“Hold up, H-,” he interrupted at last. “Remember how we are focusing on reading with gusto? This is a good place to put some gusto into how you read the story.”
Partly frustrated by his broken record, partly curious, H- watched her father. His eyes widened and as he drew in a breath, his head bent back as well. Then he snapped it forward, his open hand slapping his chest.
“And what was my life like?”
H- smiled, beginning to understand.
“The heat,” he continued, feigning to wipe sweat from his brow, “burned me in the daytime.”
H- couldn’t remove her eyes.
“And it was so cold,” he began, shivering.
They both laughed.
“Or maybe it’d be better like this,” he offered. He then looked at frost-bitten fingertips which he rubbed together furiously and blew hot breath upon.
Laughing, she joined him.
“No, you should have done-” she began; then she huddled over, shivered and said, “Brrr, I’m sooo c-c-cold. Let me pour some hot chocolate.”
His laughter almost scared her.
“I don’t think they had hot chocolate back then, H-. Remember Jacob and Laban lived a long, long time ago,” he corrected, chuckling. “But you’re getting the gusto right.

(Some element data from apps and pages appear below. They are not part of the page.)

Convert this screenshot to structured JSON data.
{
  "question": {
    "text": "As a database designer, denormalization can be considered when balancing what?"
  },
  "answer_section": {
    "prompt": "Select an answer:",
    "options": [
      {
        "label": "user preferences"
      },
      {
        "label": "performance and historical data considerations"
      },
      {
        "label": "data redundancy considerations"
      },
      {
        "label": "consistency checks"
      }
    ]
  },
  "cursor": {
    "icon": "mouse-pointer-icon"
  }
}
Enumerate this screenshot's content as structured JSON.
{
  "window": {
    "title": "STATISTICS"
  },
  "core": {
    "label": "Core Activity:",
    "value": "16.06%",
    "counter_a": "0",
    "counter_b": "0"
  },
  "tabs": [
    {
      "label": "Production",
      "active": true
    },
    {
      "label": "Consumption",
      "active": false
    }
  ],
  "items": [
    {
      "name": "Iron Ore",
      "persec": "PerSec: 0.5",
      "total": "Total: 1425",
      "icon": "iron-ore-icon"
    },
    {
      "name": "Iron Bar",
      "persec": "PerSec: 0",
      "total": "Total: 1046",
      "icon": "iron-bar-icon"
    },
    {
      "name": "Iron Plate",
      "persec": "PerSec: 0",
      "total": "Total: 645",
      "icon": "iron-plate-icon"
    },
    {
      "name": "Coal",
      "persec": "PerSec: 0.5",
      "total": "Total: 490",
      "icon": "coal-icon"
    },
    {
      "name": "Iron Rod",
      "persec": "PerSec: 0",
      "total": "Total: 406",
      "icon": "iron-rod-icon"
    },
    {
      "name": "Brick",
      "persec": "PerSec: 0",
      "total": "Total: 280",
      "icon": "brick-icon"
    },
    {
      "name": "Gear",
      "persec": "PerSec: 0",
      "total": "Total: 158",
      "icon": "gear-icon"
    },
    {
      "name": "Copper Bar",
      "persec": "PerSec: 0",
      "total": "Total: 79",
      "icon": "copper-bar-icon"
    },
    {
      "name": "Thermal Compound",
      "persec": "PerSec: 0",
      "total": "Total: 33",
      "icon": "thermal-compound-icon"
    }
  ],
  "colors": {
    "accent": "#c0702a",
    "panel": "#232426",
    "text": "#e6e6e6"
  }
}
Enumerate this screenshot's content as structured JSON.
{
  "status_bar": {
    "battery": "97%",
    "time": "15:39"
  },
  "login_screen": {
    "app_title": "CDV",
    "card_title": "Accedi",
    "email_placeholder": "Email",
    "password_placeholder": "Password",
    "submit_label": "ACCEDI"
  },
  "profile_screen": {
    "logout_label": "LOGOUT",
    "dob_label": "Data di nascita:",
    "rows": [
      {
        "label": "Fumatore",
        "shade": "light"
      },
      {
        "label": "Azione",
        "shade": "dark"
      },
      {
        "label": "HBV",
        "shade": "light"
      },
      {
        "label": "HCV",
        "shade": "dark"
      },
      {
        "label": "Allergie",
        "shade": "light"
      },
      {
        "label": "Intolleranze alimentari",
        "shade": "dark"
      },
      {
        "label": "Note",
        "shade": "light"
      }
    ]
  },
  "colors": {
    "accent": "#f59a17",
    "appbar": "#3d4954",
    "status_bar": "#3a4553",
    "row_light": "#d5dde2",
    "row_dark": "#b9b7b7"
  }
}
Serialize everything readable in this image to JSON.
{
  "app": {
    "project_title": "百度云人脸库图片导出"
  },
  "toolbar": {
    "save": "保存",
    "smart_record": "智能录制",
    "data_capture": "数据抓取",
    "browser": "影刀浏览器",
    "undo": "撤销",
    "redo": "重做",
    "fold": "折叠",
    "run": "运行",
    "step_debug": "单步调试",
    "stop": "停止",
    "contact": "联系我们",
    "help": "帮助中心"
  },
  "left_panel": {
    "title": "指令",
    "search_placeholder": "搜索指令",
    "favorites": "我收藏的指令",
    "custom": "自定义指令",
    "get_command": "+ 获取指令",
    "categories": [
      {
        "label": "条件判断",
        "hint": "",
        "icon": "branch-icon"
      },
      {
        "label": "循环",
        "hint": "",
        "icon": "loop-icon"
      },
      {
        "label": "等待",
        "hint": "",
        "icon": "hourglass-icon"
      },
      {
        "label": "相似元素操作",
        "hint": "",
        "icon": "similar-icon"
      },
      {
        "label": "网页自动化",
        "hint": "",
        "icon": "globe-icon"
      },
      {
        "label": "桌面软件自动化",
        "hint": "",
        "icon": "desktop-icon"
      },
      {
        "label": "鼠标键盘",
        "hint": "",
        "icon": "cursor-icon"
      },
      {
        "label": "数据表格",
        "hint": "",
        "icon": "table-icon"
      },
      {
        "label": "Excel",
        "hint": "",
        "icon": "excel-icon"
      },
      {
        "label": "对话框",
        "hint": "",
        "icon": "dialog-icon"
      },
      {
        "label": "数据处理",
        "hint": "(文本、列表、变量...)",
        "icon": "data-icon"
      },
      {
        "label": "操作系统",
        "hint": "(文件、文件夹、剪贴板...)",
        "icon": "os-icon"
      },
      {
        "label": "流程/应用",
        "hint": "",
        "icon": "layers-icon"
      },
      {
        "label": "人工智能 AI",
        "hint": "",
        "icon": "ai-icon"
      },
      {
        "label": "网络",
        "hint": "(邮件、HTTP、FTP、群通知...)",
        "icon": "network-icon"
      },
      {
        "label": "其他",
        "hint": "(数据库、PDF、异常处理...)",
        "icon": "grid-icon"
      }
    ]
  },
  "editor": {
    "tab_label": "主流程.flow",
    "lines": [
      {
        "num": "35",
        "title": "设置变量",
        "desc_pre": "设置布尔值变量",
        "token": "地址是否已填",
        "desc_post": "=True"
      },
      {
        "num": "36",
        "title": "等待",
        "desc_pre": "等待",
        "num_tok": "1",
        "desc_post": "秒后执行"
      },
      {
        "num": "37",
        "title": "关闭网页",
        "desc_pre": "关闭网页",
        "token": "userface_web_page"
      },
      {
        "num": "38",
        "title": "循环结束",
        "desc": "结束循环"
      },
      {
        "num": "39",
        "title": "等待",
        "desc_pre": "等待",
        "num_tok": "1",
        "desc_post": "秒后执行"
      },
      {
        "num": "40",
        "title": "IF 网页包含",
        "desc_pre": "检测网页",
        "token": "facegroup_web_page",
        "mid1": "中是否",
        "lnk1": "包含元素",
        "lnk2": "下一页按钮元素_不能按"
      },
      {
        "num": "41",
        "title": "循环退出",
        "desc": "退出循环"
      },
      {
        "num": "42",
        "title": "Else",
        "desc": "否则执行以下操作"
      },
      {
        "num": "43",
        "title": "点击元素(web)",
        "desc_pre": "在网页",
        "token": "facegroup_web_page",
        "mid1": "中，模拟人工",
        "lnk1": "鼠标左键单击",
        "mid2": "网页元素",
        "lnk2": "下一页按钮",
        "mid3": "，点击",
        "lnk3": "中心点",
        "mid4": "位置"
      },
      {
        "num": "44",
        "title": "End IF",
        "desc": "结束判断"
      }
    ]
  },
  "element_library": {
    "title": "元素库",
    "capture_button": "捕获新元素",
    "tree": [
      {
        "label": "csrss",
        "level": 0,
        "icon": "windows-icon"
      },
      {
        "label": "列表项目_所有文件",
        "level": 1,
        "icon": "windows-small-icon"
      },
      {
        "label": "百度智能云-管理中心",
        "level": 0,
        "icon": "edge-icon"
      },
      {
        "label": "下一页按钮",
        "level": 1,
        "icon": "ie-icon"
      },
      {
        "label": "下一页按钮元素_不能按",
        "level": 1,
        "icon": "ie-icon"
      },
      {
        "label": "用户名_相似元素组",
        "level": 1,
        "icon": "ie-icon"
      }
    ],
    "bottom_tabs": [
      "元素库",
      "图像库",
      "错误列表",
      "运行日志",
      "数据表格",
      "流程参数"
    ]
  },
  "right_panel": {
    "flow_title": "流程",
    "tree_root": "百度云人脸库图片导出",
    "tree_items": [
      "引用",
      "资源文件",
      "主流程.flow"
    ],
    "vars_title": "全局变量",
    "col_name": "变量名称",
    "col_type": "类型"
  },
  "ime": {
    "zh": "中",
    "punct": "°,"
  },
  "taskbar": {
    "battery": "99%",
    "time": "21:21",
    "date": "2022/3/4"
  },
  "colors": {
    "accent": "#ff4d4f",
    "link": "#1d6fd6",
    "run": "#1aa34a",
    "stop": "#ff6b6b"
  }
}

Good job. Now let’s keep reading.”
H-, now seven, turned back to the sacred words and promptly struggled to locate where she left off.
“We’re looking for ‘chocolate’,” he proposed, unable to resist.
H- laughed with her voice, but her eyes seemed to say something else.